What lines below include the word "JSON"? Copy each one.
──────────
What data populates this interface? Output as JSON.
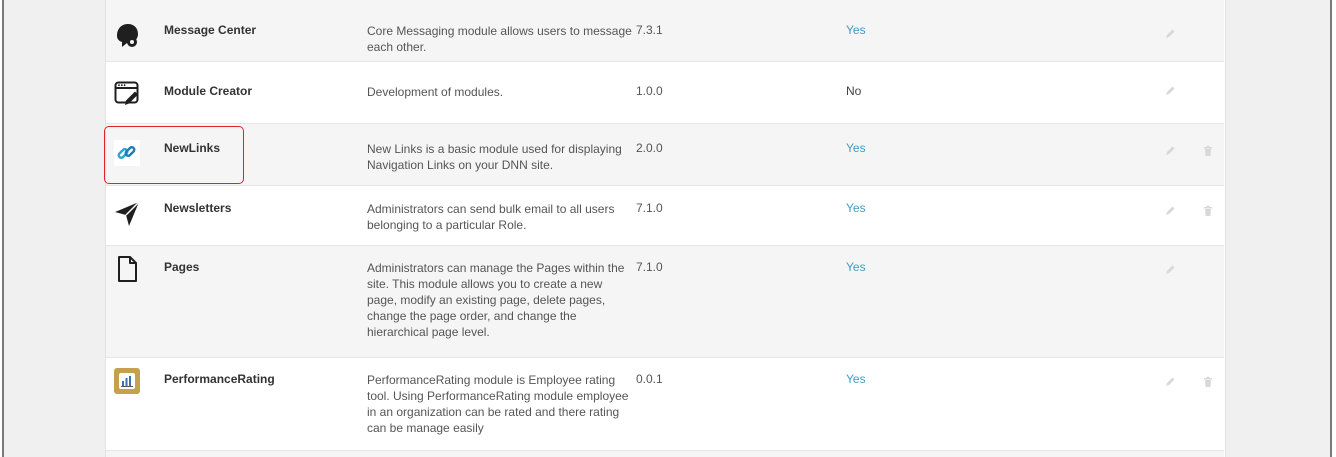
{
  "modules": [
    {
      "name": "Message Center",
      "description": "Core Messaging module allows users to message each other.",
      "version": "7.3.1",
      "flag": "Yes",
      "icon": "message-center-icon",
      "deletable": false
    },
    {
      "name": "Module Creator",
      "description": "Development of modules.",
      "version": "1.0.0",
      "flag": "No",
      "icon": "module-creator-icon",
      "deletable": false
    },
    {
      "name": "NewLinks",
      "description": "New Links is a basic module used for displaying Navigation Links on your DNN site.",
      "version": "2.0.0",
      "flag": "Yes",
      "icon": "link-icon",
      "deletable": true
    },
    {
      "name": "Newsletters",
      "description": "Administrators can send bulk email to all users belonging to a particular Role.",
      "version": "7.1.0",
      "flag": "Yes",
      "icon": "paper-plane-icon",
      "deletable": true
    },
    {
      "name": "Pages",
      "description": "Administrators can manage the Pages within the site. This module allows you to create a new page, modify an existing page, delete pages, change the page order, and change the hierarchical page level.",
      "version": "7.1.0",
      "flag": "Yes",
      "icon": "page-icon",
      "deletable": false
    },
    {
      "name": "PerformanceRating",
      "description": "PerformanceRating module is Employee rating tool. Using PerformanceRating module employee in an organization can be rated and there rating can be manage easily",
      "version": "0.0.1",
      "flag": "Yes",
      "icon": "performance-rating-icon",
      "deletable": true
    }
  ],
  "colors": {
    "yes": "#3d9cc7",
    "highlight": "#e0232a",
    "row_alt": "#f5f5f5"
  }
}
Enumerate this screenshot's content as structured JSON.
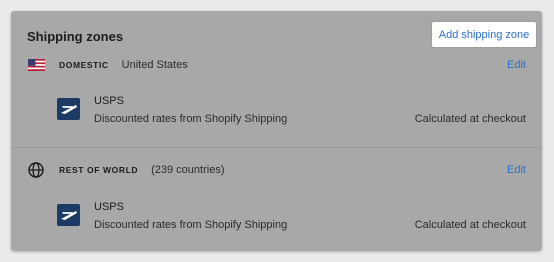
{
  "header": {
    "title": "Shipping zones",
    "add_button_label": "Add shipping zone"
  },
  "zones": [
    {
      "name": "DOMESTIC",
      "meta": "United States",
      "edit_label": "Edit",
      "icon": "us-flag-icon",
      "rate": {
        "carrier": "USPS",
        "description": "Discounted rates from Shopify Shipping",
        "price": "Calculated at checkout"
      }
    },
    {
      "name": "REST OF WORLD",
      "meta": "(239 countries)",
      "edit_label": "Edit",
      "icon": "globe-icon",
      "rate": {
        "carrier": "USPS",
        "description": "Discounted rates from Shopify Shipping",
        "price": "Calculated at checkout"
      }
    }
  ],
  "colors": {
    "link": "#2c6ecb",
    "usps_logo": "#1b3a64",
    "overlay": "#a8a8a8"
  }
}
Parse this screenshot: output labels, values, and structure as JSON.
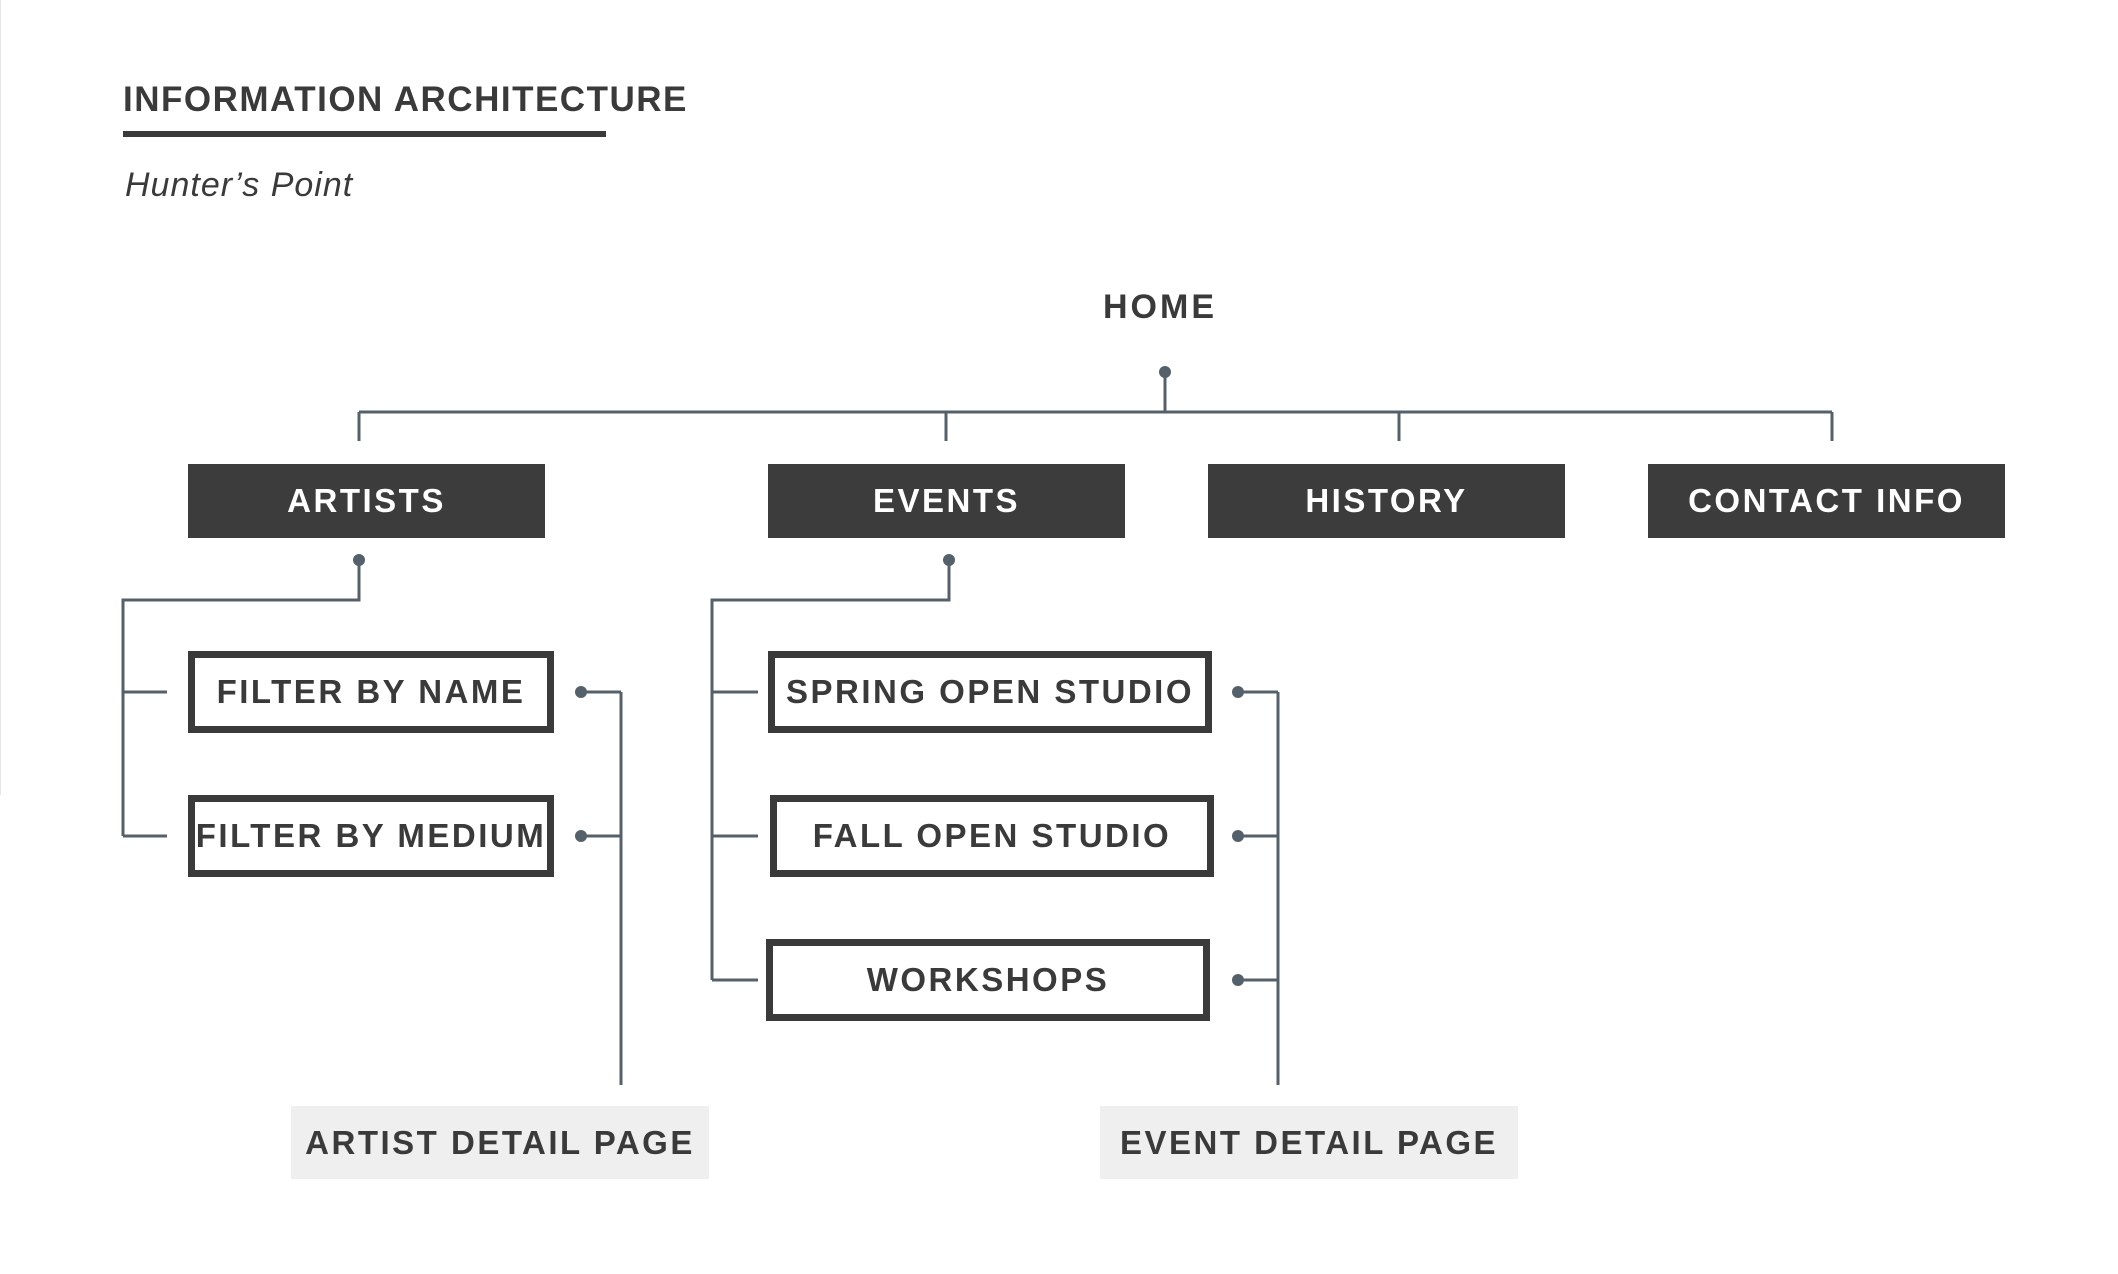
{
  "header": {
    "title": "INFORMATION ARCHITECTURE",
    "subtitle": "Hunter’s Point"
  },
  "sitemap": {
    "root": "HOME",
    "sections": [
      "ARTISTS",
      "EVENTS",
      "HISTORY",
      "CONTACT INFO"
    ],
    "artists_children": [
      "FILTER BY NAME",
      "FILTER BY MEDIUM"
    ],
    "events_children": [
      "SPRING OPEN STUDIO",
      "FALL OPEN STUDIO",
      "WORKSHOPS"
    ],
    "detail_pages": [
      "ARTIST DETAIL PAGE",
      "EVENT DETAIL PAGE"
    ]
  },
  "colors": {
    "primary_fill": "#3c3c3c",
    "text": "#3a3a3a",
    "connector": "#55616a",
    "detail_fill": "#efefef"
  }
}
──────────
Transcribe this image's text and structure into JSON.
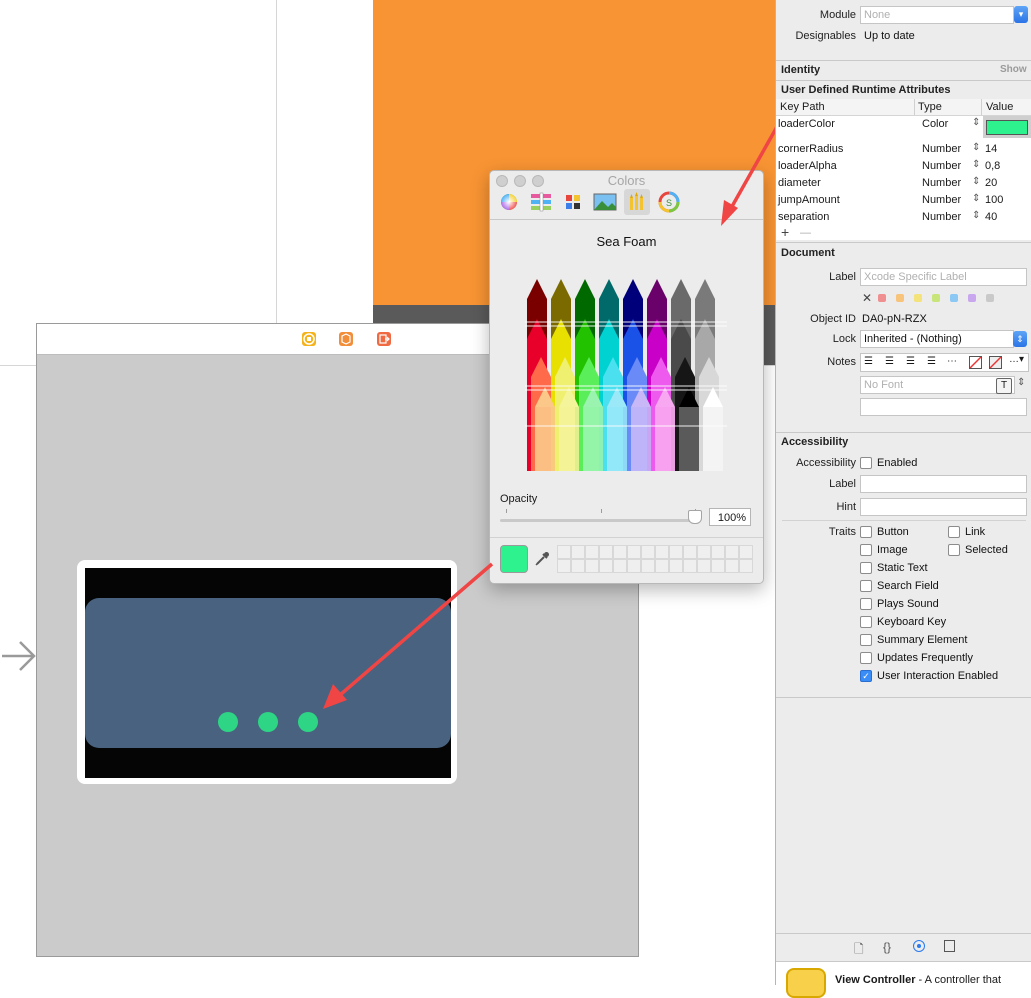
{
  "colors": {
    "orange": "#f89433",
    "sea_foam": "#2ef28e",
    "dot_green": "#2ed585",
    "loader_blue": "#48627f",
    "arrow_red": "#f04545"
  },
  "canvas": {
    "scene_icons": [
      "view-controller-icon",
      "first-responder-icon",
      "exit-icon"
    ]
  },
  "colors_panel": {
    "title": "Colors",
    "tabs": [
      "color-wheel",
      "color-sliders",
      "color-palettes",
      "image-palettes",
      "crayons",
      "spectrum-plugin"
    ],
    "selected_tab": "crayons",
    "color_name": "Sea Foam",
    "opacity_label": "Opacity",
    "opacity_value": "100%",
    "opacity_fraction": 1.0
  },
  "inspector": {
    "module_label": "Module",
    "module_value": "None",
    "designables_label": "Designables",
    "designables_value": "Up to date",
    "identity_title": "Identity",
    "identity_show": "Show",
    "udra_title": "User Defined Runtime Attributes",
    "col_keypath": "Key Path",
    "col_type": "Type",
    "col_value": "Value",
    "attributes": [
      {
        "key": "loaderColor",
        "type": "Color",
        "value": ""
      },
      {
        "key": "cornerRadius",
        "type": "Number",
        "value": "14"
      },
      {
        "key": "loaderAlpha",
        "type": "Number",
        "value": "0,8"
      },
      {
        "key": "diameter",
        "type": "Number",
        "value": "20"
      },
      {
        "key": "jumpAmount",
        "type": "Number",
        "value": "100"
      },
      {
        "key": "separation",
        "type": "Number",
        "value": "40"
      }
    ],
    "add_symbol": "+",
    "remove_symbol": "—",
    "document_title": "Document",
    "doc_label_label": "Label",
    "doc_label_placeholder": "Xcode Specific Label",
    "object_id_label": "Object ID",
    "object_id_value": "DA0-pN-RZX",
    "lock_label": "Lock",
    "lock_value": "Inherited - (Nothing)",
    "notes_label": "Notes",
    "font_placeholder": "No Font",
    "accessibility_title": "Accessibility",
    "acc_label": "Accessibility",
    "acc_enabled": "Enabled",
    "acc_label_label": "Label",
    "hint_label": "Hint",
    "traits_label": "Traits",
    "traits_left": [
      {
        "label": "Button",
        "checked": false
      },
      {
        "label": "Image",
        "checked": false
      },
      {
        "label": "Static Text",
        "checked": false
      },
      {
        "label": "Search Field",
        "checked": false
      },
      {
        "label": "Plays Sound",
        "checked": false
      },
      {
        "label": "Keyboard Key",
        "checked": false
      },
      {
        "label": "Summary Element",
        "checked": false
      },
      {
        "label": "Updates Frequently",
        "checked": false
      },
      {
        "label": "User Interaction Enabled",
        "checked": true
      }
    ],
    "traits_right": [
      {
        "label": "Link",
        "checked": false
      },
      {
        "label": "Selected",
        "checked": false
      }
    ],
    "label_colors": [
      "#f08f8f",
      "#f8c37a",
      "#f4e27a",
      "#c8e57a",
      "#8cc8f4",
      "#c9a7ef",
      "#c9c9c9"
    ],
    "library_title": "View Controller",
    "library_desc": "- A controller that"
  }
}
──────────
ANSWER TO THIS PROBLEM:
What data populates this interface? Output as JSON.
Enumerate this screenshot's content as structured JSON.
Parse this screenshot: output labels, values, and structure as JSON.
Transcribe this image's text and structure into JSON.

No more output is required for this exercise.